(Element data from apps and pages)
++++++
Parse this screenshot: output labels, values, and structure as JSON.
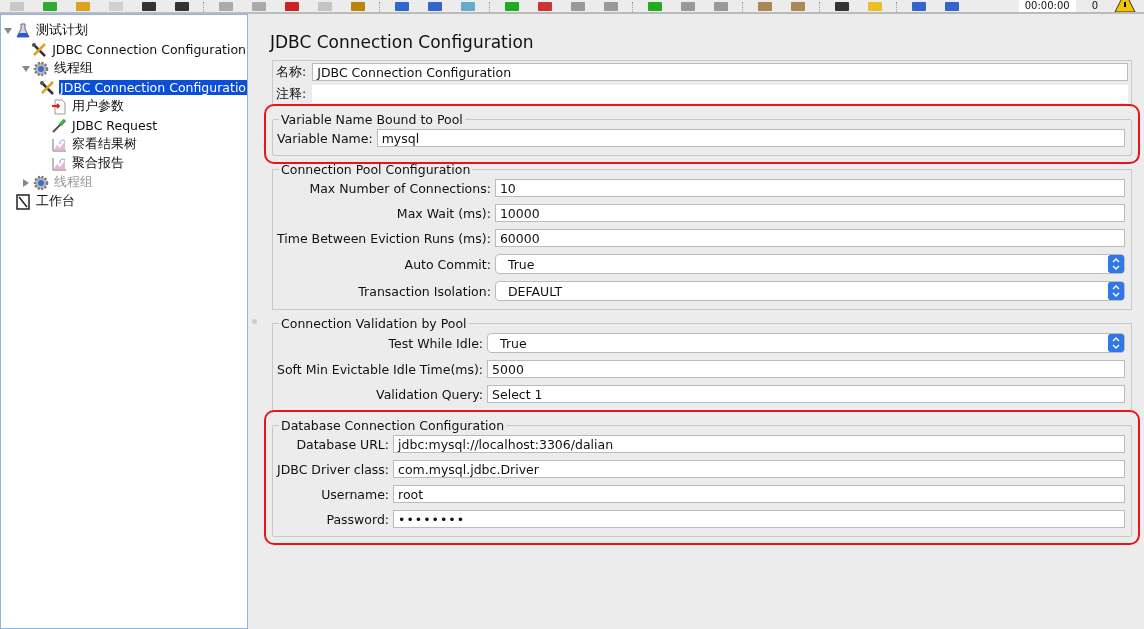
{
  "toolbar": {
    "timer": "00:00:00",
    "warning_count": "0"
  },
  "tree": [
    {
      "label": "测试计划",
      "kind": "plan",
      "expanded": true,
      "selected": false,
      "disabled": false,
      "children": [
        {
          "label": "JDBC Connection Configuration",
          "kind": "config",
          "selected": false,
          "disabled": false
        },
        {
          "label": "线程组",
          "kind": "thread-group",
          "expanded": true,
          "selected": false,
          "disabled": false,
          "children": [
            {
              "label": "JDBC Connection Configuratio",
              "kind": "config",
              "selected": true,
              "disabled": false
            },
            {
              "label": "用户参数",
              "kind": "preprocessor",
              "selected": false,
              "disabled": false
            },
            {
              "label": "JDBC Request",
              "kind": "sampler",
              "selected": false,
              "disabled": false
            },
            {
              "label": "察看结果树",
              "kind": "listener",
              "selected": false,
              "disabled": false
            },
            {
              "label": "聚合报告",
              "kind": "listener",
              "selected": false,
              "disabled": false
            }
          ]
        },
        {
          "label": "线程组",
          "kind": "thread-group",
          "expanded": false,
          "selected": false,
          "disabled": true
        }
      ]
    },
    {
      "label": "工作台",
      "kind": "workbench",
      "selected": false,
      "disabled": false
    }
  ],
  "panel": {
    "title": "JDBC Connection Configuration",
    "name_label": "名称:",
    "name_value": "JDBC Connection Configuration",
    "comment_label": "注释:",
    "sections": [
      {
        "legend": "Variable Name Bound to Pool",
        "highlighted": true,
        "fields": [
          {
            "label": "Variable Name:",
            "kind": "text",
            "value": "mysql"
          }
        ]
      },
      {
        "legend": "Connection Pool Configuration",
        "highlighted": false,
        "fields": [
          {
            "label": "Max Number of Connections:",
            "kind": "text",
            "value": "10"
          },
          {
            "label": "Max Wait (ms):",
            "kind": "text",
            "value": "10000"
          },
          {
            "label": "Time Between Eviction Runs (ms):",
            "kind": "text",
            "value": "60000"
          },
          {
            "label": "Auto Commit:",
            "kind": "select",
            "value": "True"
          },
          {
            "label": "Transaction Isolation:",
            "kind": "select",
            "value": "DEFAULT"
          }
        ]
      },
      {
        "legend": "Connection Validation by Pool",
        "highlighted": false,
        "fields": [
          {
            "label": "Test While Idle:",
            "kind": "select",
            "value": "True"
          },
          {
            "label": "Soft Min Evictable Idle Time(ms):",
            "kind": "text",
            "value": "5000"
          },
          {
            "label": "Validation Query:",
            "kind": "text",
            "value": "Select 1"
          }
        ]
      },
      {
        "legend": "Database Connection Configuration",
        "highlighted": true,
        "fields": [
          {
            "label": "Database URL:",
            "kind": "text",
            "value": "jdbc:mysql://localhost:3306/dalian"
          },
          {
            "label": "JDBC Driver class:",
            "kind": "text",
            "value": "com.mysql.jdbc.Driver"
          },
          {
            "label": "Username:",
            "kind": "text",
            "value": "root"
          },
          {
            "label": "Password:",
            "kind": "password",
            "value": "••••••••"
          }
        ]
      }
    ]
  }
}
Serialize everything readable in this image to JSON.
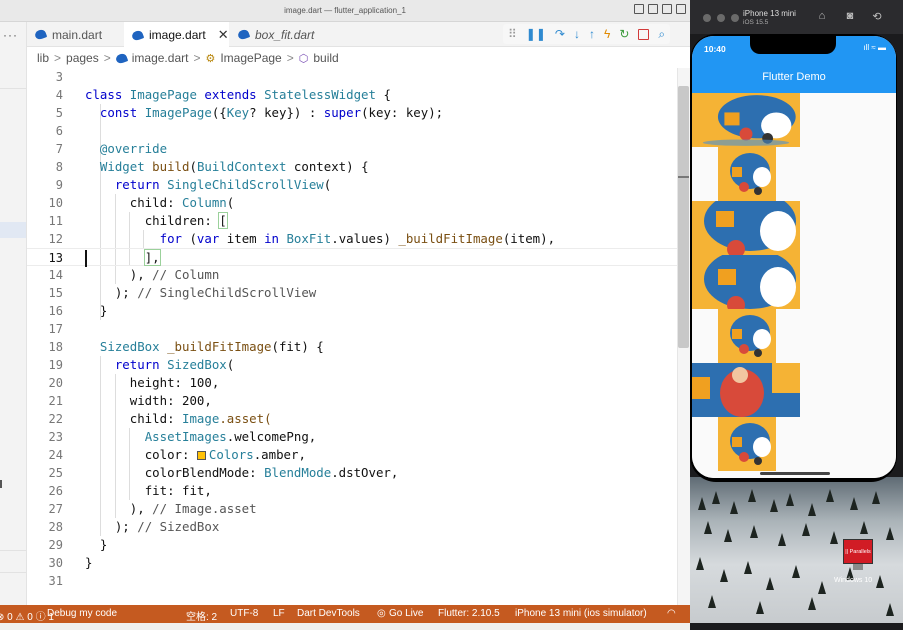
{
  "window": {
    "title": "image.dart — flutter_application_1"
  },
  "sidebar": {
    "overflow": "···"
  },
  "tabs": [
    {
      "label": "main.dart",
      "active": false
    },
    {
      "label": "image.dart",
      "active": true,
      "close": "✕"
    },
    {
      "label": "box_fit.dart",
      "active": false
    }
  ],
  "debug_toolbar": {
    "grip": "⠿",
    "pause": "❚❚",
    "step_over": "↷",
    "step_into": "↓",
    "step_out": "↑",
    "hot_reload": "ϟ",
    "restart": "↻",
    "stop": "",
    "inspect": "⌕"
  },
  "breadcrumb": {
    "segments": [
      "lib",
      "pages",
      "image.dart",
      "ImagePage",
      "build"
    ],
    "sep": ">"
  },
  "code": {
    "lines": [
      {
        "n": "3"
      },
      {
        "n": "4"
      },
      {
        "n": "5"
      },
      {
        "n": "6"
      },
      {
        "n": "7"
      },
      {
        "n": "8"
      },
      {
        "n": "9"
      },
      {
        "n": "10"
      },
      {
        "n": "11"
      },
      {
        "n": "12"
      },
      {
        "n": "13"
      },
      {
        "n": "14"
      },
      {
        "n": "15"
      },
      {
        "n": "16"
      },
      {
        "n": "17"
      },
      {
        "n": "18"
      },
      {
        "n": "19"
      },
      {
        "n": "20"
      },
      {
        "n": "21"
      },
      {
        "n": "22"
      },
      {
        "n": "23"
      },
      {
        "n": "24"
      },
      {
        "n": "25"
      },
      {
        "n": "26"
      },
      {
        "n": "27"
      },
      {
        "n": "28"
      },
      {
        "n": "29"
      },
      {
        "n": "30"
      },
      {
        "n": "31"
      }
    ],
    "t": {
      "class": "class",
      "ImagePage": "ImagePage",
      "extends": "extends",
      "StatelessWidget": "StatelessWidget",
      "lbrace": " {",
      "const": "const",
      "ctor": "ImagePage",
      "ctor_args_a": "({",
      "Key": "Key",
      "ctor_args_b": "? key}) : ",
      "super": "super",
      "ctor_args_c": "(key: key);",
      "override": "@override",
      "Widget": "Widget",
      "build": "build",
      "build_args_a": "(",
      "BuildContext": "BuildContext",
      "build_args_b": " context) {",
      "return": "return",
      "SingleChildScrollView": "SingleChildScrollView",
      "open": "(",
      "child": "child:",
      "Column": "Column",
      "children": "children:",
      "lbracket": "[",
      "for": "for",
      "for_a": " (",
      "var": "var",
      "for_b": " item ",
      "in": "in",
      "BoxFit": "BoxFit",
      "for_c": ".values) ",
      "buildFitImage": "_buildFitImage",
      "for_d": "(item),",
      "close_list": "],",
      "close_col": "), ",
      "cm_column": "// Column",
      "close_scroll": "); ",
      "cm_scroll": "// SingleChildScrollView",
      "rbrace": "}",
      "SizedBox": "SizedBox",
      "bfi_a": " ",
      "bfi_name": "_buildFitImage",
      "bfi_b": "(fit) {",
      "return2": "return",
      "SizedBox2": "SizedBox",
      "open2": "(",
      "height": "height:",
      "h_val": " 100,",
      "width": "width:",
      "w_val": " 200,",
      "child2": "child:",
      "Image": "Image",
      "asset": ".asset(",
      "AssetImages": "AssetImages",
      "welcome": ".welcomePng,",
      "color": "color:",
      "Colors": "Colors",
      "amber": ".amber,",
      "colorBlendMode": "colorBlendMode:",
      "BlendMode": "BlendMode",
      "dstOver": ".dstOver,",
      "fit": "fit:",
      "fit_val": " fit,",
      "close_img": "), ",
      "cm_img": "// Image.asset",
      "close_sb": "); ",
      "cm_sb": "// SizedBox",
      "rbrace2": "}",
      "rbrace3": "}"
    }
  },
  "statusbar": {
    "problems": "⊗ 0 ⚠ 0 ⓘ 1",
    "debug": "Debug my code",
    "spaces": "空格: 2",
    "encoding": "UTF-8",
    "eol": "LF",
    "devtools": "Dart DevTools",
    "golive": "Go Live",
    "flutter": "Flutter: 2.10.5",
    "device": "iPhone 13 mini (ios simulator)",
    "bell": "◠"
  },
  "simulator": {
    "name": "iPhone 13 mini",
    "os": "iOS 15.5",
    "time": "10:40",
    "signal": "ıll ≈ ▬",
    "app_title": "Flutter Demo",
    "desktop_icon_label": "Windows 10",
    "desktop_icon_brand": "|| Parallels"
  },
  "colors": {
    "status_bar": "#c55a20",
    "app_bar": "#2196f3",
    "amber": "#ffc107",
    "accent": "#2f8ad0"
  }
}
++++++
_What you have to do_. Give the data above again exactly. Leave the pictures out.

_Problem solution_.
Parse this screenshot: output labels, values, and structure as JSON.
{
  "toolbar": {
    "timer": "00:00:00",
    "warning_count": "0"
  },
  "tree": [
    {
      "label": "测试计划",
      "kind": "plan",
      "expanded": true,
      "selected": false,
      "disabled": false,
      "children": [
        {
          "label": "JDBC Connection Configuration",
          "kind": "config",
          "selected": false,
          "disabled": false
        },
        {
          "label": "线程组",
          "kind": "thread-group",
          "expanded": true,
          "selected": false,
          "disabled": false,
          "children": [
            {
              "label": "JDBC Connection Configuratio",
              "kind": "config",
              "selected": true,
              "disabled": false
            },
            {
              "label": "用户参数",
              "kind": "preprocessor",
              "selected": false,
              "disabled": false
            },
            {
              "label": "JDBC Request",
              "kind": "sampler",
              "selected": false,
              "disabled": false
            },
            {
              "label": "察看结果树",
              "kind": "listener",
              "selected": false,
              "disabled": false
            },
            {
              "label": "聚合报告",
              "kind": "listener",
              "selected": false,
              "disabled": false
            }
          ]
        },
        {
          "label": "线程组",
          "kind": "thread-group",
          "expanded": false,
          "selected": false,
          "disabled": true
        }
      ]
    },
    {
      "label": "工作台",
      "kind": "workbench",
      "selected": false,
      "disabled": false
    }
  ],
  "panel": {
    "title": "JDBC Connection Configuration",
    "name_label": "名称:",
    "name_value": "JDBC Connection Configuration",
    "comment_label": "注释:",
    "sections": [
      {
        "legend": "Variable Name Bound to Pool",
        "highlighted": true,
        "fields": [
          {
            "label": "Variable Name:",
            "kind": "text",
            "value": "mysql"
          }
        ]
      },
      {
        "legend": "Connection Pool Configuration",
        "highlighted": false,
        "fields": [
          {
            "label": "Max Number of Connections:",
            "kind": "text",
            "value": "10"
          },
          {
            "label": "Max Wait (ms):",
            "kind": "text",
            "value": "10000"
          },
          {
            "label": "Time Between Eviction Runs (ms):",
            "kind": "text",
            "value": "60000"
          },
          {
            "label": "Auto Commit:",
            "kind": "select",
            "value": "True"
          },
          {
            "label": "Transaction Isolation:",
            "kind": "select",
            "value": "DEFAULT"
          }
        ]
      },
      {
        "legend": "Connection Validation by Pool",
        "highlighted": false,
        "fields": [
          {
            "label": "Test While Idle:",
            "kind": "select",
            "value": "True"
          },
          {
            "label": "Soft Min Evictable Idle Time(ms):",
            "kind": "text",
            "value": "5000"
          },
          {
            "label": "Validation Query:",
            "kind": "text",
            "value": "Select 1"
          }
        ]
      },
      {
        "legend": "Database Connection Configuration",
        "highlighted": true,
        "fields": [
          {
            "label": "Database URL:",
            "kind": "text",
            "value": "jdbc:mysql://localhost:3306/dalian"
          },
          {
            "label": "JDBC Driver class:",
            "kind": "text",
            "value": "com.mysql.jdbc.Driver"
          },
          {
            "label": "Username:",
            "kind": "text",
            "value": "root"
          },
          {
            "label": "Password:",
            "kind": "password",
            "value": "••••••••"
          }
        ]
      }
    ]
  }
}
Serialize everything readable in this image to JSON.
{
  "window": {
    "title": "image.dart — flutter_application_1"
  },
  "sidebar": {
    "overflow": "···"
  },
  "tabs": [
    {
      "label": "main.dart",
      "active": false
    },
    {
      "label": "image.dart",
      "active": true,
      "close": "✕"
    },
    {
      "label": "box_fit.dart",
      "active": false
    }
  ],
  "debug_toolbar": {
    "grip": "⠿",
    "pause": "❚❚",
    "step_over": "↷",
    "step_into": "↓",
    "step_out": "↑",
    "hot_reload": "ϟ",
    "restart": "↻",
    "stop": "",
    "inspect": "⌕"
  },
  "breadcrumb": {
    "segments": [
      "lib",
      "pages",
      "image.dart",
      "ImagePage",
      "build"
    ],
    "sep": ">"
  },
  "code": {
    "lines": [
      {
        "n": "3"
      },
      {
        "n": "4"
      },
      {
        "n": "5"
      },
      {
        "n": "6"
      },
      {
        "n": "7"
      },
      {
        "n": "8"
      },
      {
        "n": "9"
      },
      {
        "n": "10"
      },
      {
        "n": "11"
      },
      {
        "n": "12"
      },
      {
        "n": "13"
      },
      {
        "n": "14"
      },
      {
        "n": "15"
      },
      {
        "n": "16"
      },
      {
        "n": "17"
      },
      {
        "n": "18"
      },
      {
        "n": "19"
      },
      {
        "n": "20"
      },
      {
        "n": "21"
      },
      {
        "n": "22"
      },
      {
        "n": "23"
      },
      {
        "n": "24"
      },
      {
        "n": "25"
      },
      {
        "n": "26"
      },
      {
        "n": "27"
      },
      {
        "n": "28"
      },
      {
        "n": "29"
      },
      {
        "n": "30"
      },
      {
        "n": "31"
      }
    ],
    "t": {
      "class": "class",
      "ImagePage": "ImagePage",
      "extends": "extends",
      "StatelessWidget": "StatelessWidget",
      "lbrace": " {",
      "const": "const",
      "ctor": "ImagePage",
      "ctor_args_a": "({",
      "Key": "Key",
      "ctor_args_b": "? key}) : ",
      "super": "super",
      "ctor_args_c": "(key: key);",
      "override": "@override",
      "Widget": "Widget",
      "build": "build",
      "build_args_a": "(",
      "BuildContext": "BuildContext",
      "build_args_b": " context) {",
      "return": "return",
      "SingleChildScrollView": "SingleChildScrollView",
      "open": "(",
      "child": "child:",
      "Column": "Column",
      "children": "children:",
      "lbracket": "[",
      "for": "for",
      "for_a": " (",
      "var": "var",
      "for_b": " item ",
      "in": "in",
      "BoxFit": "BoxFit",
      "for_c": ".values) ",
      "buildFitImage": "_buildFitImage",
      "for_d": "(item),",
      "close_list": "],",
      "close_col": "), ",
      "cm_column": "// Column",
      "close_scroll": "); ",
      "cm_scroll": "// SingleChildScrollView",
      "rbrace": "}",
      "SizedBox": "SizedBox",
      "bfi_a": " ",
      "bfi_name": "_buildFitImage",
      "bfi_b": "(fit) {",
      "return2": "return",
      "SizedBox2": "SizedBox",
      "open2": "(",
      "height": "height:",
      "h_val": " 100,",
      "width": "width:",
      "w_val": " 200,",
      "child2": "child:",
      "Image": "Image",
      "asset": ".asset(",
      "AssetImages": "AssetImages",
      "welcome": ".welcomePng,",
      "color": "color:",
      "Colors": "Colors",
      "amber": ".amber,",
      "colorBlendMode": "colorBlendMode:",
      "BlendMode": "BlendMode",
      "dstOver": ".dstOver,",
      "fit": "fit:",
      "fit_val": " fit,",
      "close_img": "), ",
      "cm_img": "// Image.asset",
      "close_sb": "); ",
      "cm_sb": "// SizedBox",
      "rbrace2": "}",
      "rbrace3": "}"
    }
  },
  "statusbar": {
    "problems": "⊗ 0 ⚠ 0 ⓘ 1",
    "debug": "Debug my code",
    "spaces": "空格: 2",
    "encoding": "UTF-8",
    "eol": "LF",
    "devtools": "Dart DevTools",
    "golive": "Go Live",
    "flutter": "Flutter: 2.10.5",
    "device": "iPhone 13 mini (ios simulator)",
    "bell": "◠"
  },
  "simulator": {
    "name": "iPhone 13 mini",
    "os": "iOS 15.5",
    "time": "10:40",
    "signal": "ıll ≈ ▬",
    "app_title": "Flutter Demo",
    "desktop_icon_label": "Windows 10",
    "desktop_icon_brand": "|| Parallels"
  },
  "colors": {
    "status_bar": "#c55a20",
    "app_bar": "#2196f3",
    "amber": "#ffc107",
    "accent": "#2f8ad0"
  }
}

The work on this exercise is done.